According to a study published in the journal Neurology, the time that people reported drinking moderately or heavily increased their risk of stroke. A moderate or heavy drinker consumes 105 grams or more per week. This equates to 15 ounces daily, or just a little more than one drink.
New Delhi: Researchers have cautioned that people in their 20s and 30s who consume moderate to heavy amounts of alcohol may be more susceptible to having a stroke as young adults than those who consume little to no alcohol.
The risk of stroke increased, according to a study published in the journal Neurology, the longer people reported drinking moderately or heavily.
According to study author Eue-Keun Choi of Seoul National University in South Korea, “The rate of stroke among young adults has been increasing over the last few decades, and stroke in young adults causes death and serious disability.”
“Reducing alcohol consumption could have a significant impact on people’s health and the overall burden of stroke on society,” Choi continued.
Moderate or heavy drinkers consumed 105 grams or more each week. This equates to 15 ounces daily, or just a bit more than one drink.
The amount of alcohol in a typical drink is about 14 grams, equal to 12 ounces of beer, 5 ounces of wine, or 1.5 ounces of liquor.
The study included over 1.5 million participants. Three thousand one hundred fifty-three people experienced a stroke during the study.
About 20% more people had strokes during the study than light drinkers or those who abstained from alcohol if they had been moderate to heavy drinkers for two or more years.
The risk of stroke increased with the duration of moderate to heavy drinking.
Two years of moderate to heavy drinking was associated with a 19% increased risk, three years with a 22% increased risk, and four years with a 23% increased risk.
These findings came after the researchers considered additional risk factors for stroke, such as high blood pressure, smoking, and body mass index.
A higher risk of hemorrhagic stroke is primarily brought by the association or stroke brought on by brain bleeding.

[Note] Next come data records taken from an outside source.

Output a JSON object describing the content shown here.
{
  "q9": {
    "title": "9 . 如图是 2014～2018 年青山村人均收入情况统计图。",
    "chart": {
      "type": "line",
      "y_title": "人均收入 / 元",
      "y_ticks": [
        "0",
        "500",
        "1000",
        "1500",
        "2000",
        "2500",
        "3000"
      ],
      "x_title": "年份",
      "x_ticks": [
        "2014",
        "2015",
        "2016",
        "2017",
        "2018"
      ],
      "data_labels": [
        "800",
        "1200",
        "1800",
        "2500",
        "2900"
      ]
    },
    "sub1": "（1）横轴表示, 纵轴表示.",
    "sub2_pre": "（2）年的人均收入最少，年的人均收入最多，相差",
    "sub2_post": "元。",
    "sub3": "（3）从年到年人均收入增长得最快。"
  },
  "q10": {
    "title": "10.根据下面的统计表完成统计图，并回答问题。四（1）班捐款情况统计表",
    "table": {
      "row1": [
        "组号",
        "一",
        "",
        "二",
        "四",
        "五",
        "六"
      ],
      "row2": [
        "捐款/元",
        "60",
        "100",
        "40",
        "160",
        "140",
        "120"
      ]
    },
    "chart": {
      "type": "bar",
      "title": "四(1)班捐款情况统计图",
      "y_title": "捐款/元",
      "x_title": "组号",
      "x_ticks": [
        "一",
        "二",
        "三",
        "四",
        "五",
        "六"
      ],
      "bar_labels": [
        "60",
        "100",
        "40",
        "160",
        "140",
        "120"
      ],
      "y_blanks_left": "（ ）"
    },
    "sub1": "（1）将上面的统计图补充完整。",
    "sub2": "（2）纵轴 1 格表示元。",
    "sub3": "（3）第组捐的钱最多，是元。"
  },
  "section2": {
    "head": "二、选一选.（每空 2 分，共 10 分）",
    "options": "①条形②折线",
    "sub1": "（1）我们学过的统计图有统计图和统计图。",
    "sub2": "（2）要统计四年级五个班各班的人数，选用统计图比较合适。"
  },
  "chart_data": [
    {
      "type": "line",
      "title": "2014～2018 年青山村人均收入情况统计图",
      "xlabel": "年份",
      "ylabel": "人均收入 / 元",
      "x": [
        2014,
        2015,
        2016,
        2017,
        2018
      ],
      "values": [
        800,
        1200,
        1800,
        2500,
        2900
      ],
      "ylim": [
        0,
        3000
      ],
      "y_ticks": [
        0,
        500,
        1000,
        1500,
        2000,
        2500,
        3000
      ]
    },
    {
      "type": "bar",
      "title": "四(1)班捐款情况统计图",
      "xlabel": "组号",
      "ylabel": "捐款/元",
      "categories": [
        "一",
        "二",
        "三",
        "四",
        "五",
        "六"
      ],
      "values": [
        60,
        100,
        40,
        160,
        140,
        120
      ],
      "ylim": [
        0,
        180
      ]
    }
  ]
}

“Any strategy to prevent stroke should emphasize reducing alcohol consumption in young adults with heavy drinking habits,” Choi said.